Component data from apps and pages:
####################

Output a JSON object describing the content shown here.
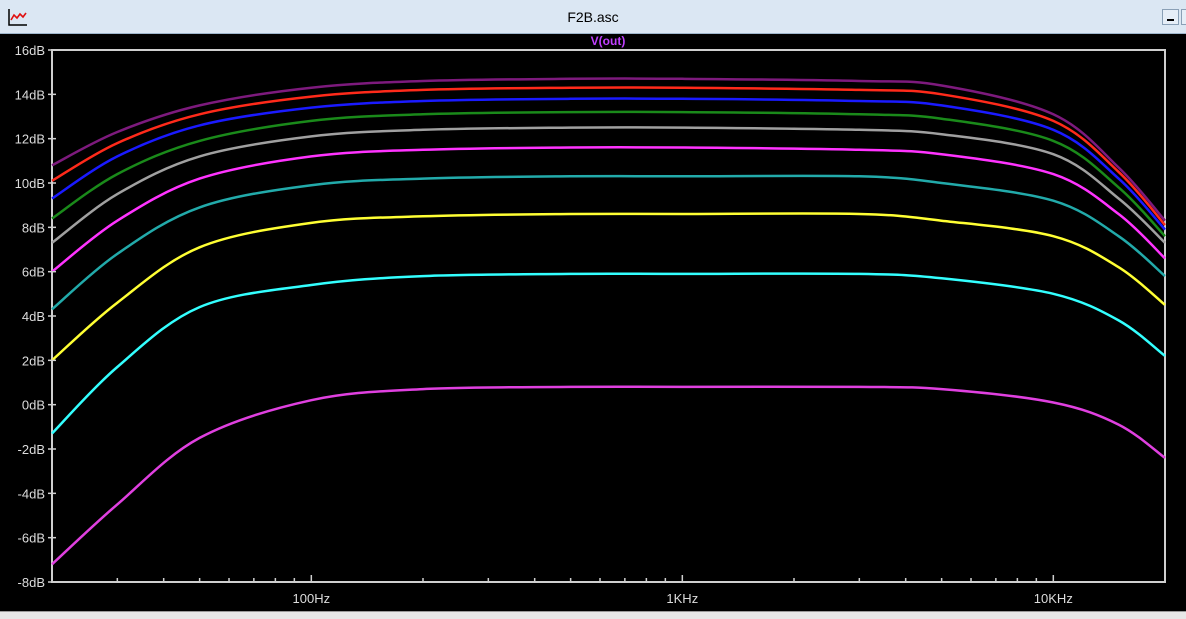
{
  "window": {
    "title": "F2B.asc"
  },
  "chart_data": {
    "type": "line",
    "title": "V(out)",
    "title_color": "#c040ff",
    "x_scale": "log",
    "xlim": [
      20,
      20000
    ],
    "ylim": [
      -8,
      16
    ],
    "x_ticks": [
      {
        "value": 100,
        "label": "100Hz"
      },
      {
        "value": 1000,
        "label": "1KHz"
      },
      {
        "value": 10000,
        "label": "10KHz"
      }
    ],
    "y_ticks": [
      {
        "value": 16,
        "label": "16dB"
      },
      {
        "value": 14,
        "label": "14dB"
      },
      {
        "value": 12,
        "label": "12dB"
      },
      {
        "value": 10,
        "label": "10dB"
      },
      {
        "value": 8,
        "label": "8dB"
      },
      {
        "value": 6,
        "label": "6dB"
      },
      {
        "value": 4,
        "label": "4dB"
      },
      {
        "value": 2,
        "label": "2dB"
      },
      {
        "value": 0,
        "label": "0dB"
      },
      {
        "value": -2,
        "label": "-2dB"
      },
      {
        "value": -4,
        "label": "-4dB"
      },
      {
        "value": -6,
        "label": "-6dB"
      },
      {
        "value": -8,
        "label": "-8dB"
      }
    ],
    "grid": false,
    "x": [
      20,
      30,
      50,
      100,
      200,
      500,
      1000,
      3000,
      5000,
      10000,
      15000,
      20000
    ],
    "series": [
      {
        "color": "#7d1a7d",
        "values": [
          10.8,
          12.3,
          13.5,
          14.3,
          14.6,
          14.7,
          14.7,
          14.6,
          14.4,
          13.1,
          10.7,
          8.3
        ]
      },
      {
        "color": "#ff2a1a",
        "values": [
          10.1,
          11.8,
          13.1,
          13.9,
          14.2,
          14.3,
          14.3,
          14.2,
          14.0,
          12.8,
          10.5,
          8.1
        ]
      },
      {
        "color": "#1a1aff",
        "values": [
          9.3,
          11.2,
          12.6,
          13.4,
          13.7,
          13.8,
          13.8,
          13.7,
          13.5,
          12.4,
          10.2,
          7.9
        ]
      },
      {
        "color": "#1a8a1a",
        "values": [
          8.4,
          10.4,
          11.9,
          12.8,
          13.1,
          13.2,
          13.2,
          13.1,
          12.9,
          11.9,
          9.8,
          7.6
        ]
      },
      {
        "color": "#a0a0a0",
        "values": [
          7.3,
          9.5,
          11.2,
          12.1,
          12.4,
          12.5,
          12.5,
          12.4,
          12.2,
          11.3,
          9.3,
          7.3
        ]
      },
      {
        "color": "#ff33ff",
        "values": [
          6.0,
          8.3,
          10.2,
          11.2,
          11.5,
          11.6,
          11.6,
          11.5,
          11.3,
          10.4,
          8.6,
          6.6
        ]
      },
      {
        "color": "#22aaaa",
        "values": [
          4.3,
          6.8,
          8.9,
          9.9,
          10.2,
          10.3,
          10.3,
          10.3,
          10.0,
          9.2,
          7.6,
          5.8
        ]
      },
      {
        "color": "#ffff33",
        "values": [
          2.0,
          4.6,
          7.1,
          8.2,
          8.5,
          8.6,
          8.6,
          8.6,
          8.3,
          7.6,
          6.2,
          4.5
        ]
      },
      {
        "color": "#33ffff",
        "values": [
          -1.3,
          1.7,
          4.4,
          5.4,
          5.8,
          5.9,
          5.9,
          5.9,
          5.7,
          5.0,
          3.8,
          2.2
        ]
      },
      {
        "color": "#e040e0",
        "values": [
          -7.2,
          -4.5,
          -1.5,
          0.2,
          0.7,
          0.8,
          0.8,
          0.8,
          0.7,
          0.1,
          -0.9,
          -2.4
        ]
      }
    ]
  }
}
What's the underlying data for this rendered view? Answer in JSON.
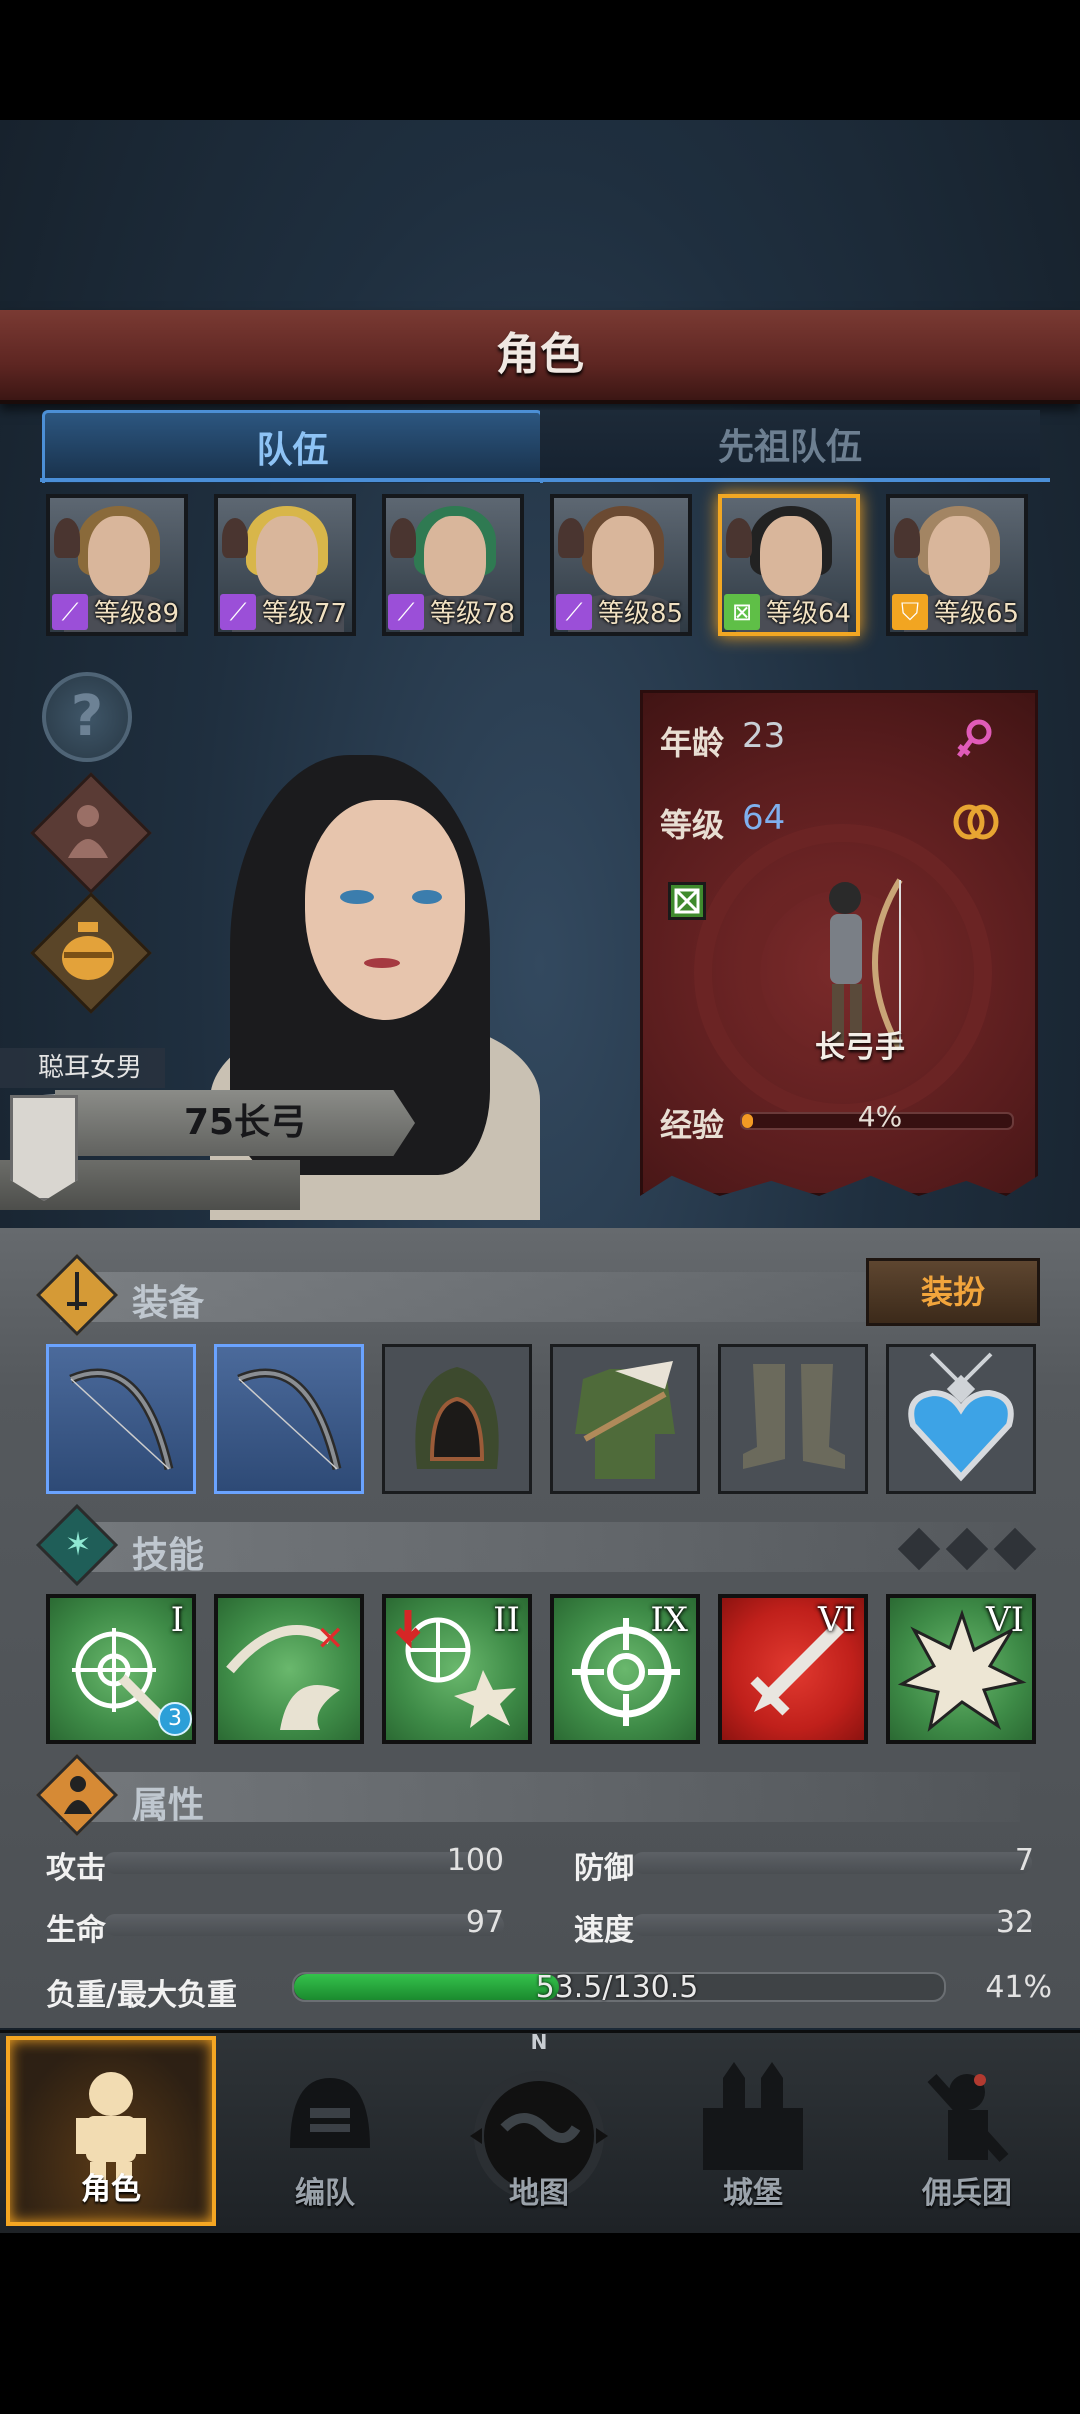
{
  "header": {
    "title": "角色"
  },
  "tabs": [
    {
      "label": "队伍",
      "active": true
    },
    {
      "label": "先祖队伍",
      "active": false
    }
  ],
  "heroes": [
    {
      "level": "等级89",
      "class_color": "#9b4fd8",
      "class_icon": "staff-star-icon",
      "hair": "#8a6a3a",
      "selected": false
    },
    {
      "level": "等级77",
      "class_color": "#9b4fd8",
      "class_icon": "staff-icon",
      "hair": "#d8b64a",
      "selected": false
    },
    {
      "level": "等级78",
      "class_color": "#9b4fd8",
      "class_icon": "staff-icon",
      "hair": "#2f7a52",
      "selected": false
    },
    {
      "level": "等级85",
      "class_color": "#9b4fd8",
      "class_icon": "staff-star-icon",
      "hair": "#6b4a32",
      "selected": false
    },
    {
      "level": "等级64",
      "class_color": "#5fbf47",
      "class_icon": "bow-class-icon",
      "hair": "#222",
      "selected": true
    },
    {
      "level": "等级65",
      "class_color": "#f2a521",
      "class_icon": "shield-class-icon",
      "hair": "#a38563",
      "selected": false
    }
  ],
  "character": {
    "title": "聪耳女男爵",
    "name": "75长弓",
    "age_label": "年龄",
    "age": "23",
    "level_label": "等级",
    "level": "64",
    "class_name": "长弓手",
    "exp_label": "经验",
    "exp_percent": "4%",
    "exp_fraction": 0.04,
    "gender_icon": "female-icon",
    "ring_icon": "ring-icon"
  },
  "equipment": {
    "title": "装备",
    "dress_button": "装扮",
    "slots": [
      "longbow-icon",
      "longbow-icon",
      "hood-icon",
      "tunic-icon",
      "boots-icon",
      "heart-amulet-icon"
    ]
  },
  "skills": {
    "title": "技能",
    "items": [
      {
        "icon": "aimed-shot-icon",
        "rank": "I",
        "badge": "3",
        "color": "green"
      },
      {
        "icon": "bow-strike-icon",
        "rank": "",
        "badge": "",
        "color": "green"
      },
      {
        "icon": "burst-shot-icon",
        "rank": "II",
        "badge": "",
        "color": "green"
      },
      {
        "icon": "crosshair-icon",
        "rank": "IX",
        "badge": "",
        "color": "green"
      },
      {
        "icon": "sword-icon",
        "rank": "VI",
        "badge": "",
        "color": "red"
      },
      {
        "icon": "explosion-icon",
        "rank": "VI",
        "badge": "",
        "color": "green"
      }
    ]
  },
  "attributes": {
    "title": "属性",
    "attack_label": "攻击",
    "attack": "100",
    "defense_label": "防御",
    "defense": "7",
    "hp_label": "生命",
    "hp": "97",
    "speed_label": "速度",
    "speed": "32",
    "weight_label": "负重/最大负重",
    "weight": "53.5/130.5",
    "weight_percent": "41%",
    "weight_fraction": 0.41
  },
  "nav": [
    {
      "label": "角色",
      "icon": "knight-icon",
      "active": true
    },
    {
      "label": "编队",
      "icon": "helmet-icon",
      "active": false
    },
    {
      "label": "地图",
      "icon": "compass-map-icon",
      "active": false,
      "compass": "N"
    },
    {
      "label": "城堡",
      "icon": "castle-icon",
      "active": false
    },
    {
      "label": "佣兵团",
      "icon": "mercenary-icon",
      "active": false
    }
  ]
}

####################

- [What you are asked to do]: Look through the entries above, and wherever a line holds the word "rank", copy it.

- [Task output]:
        "rank": "I",
        "rank": "",
        "rank": "II",
        "rank": "IX",
        "rank": "VI",
        "rank": "VI",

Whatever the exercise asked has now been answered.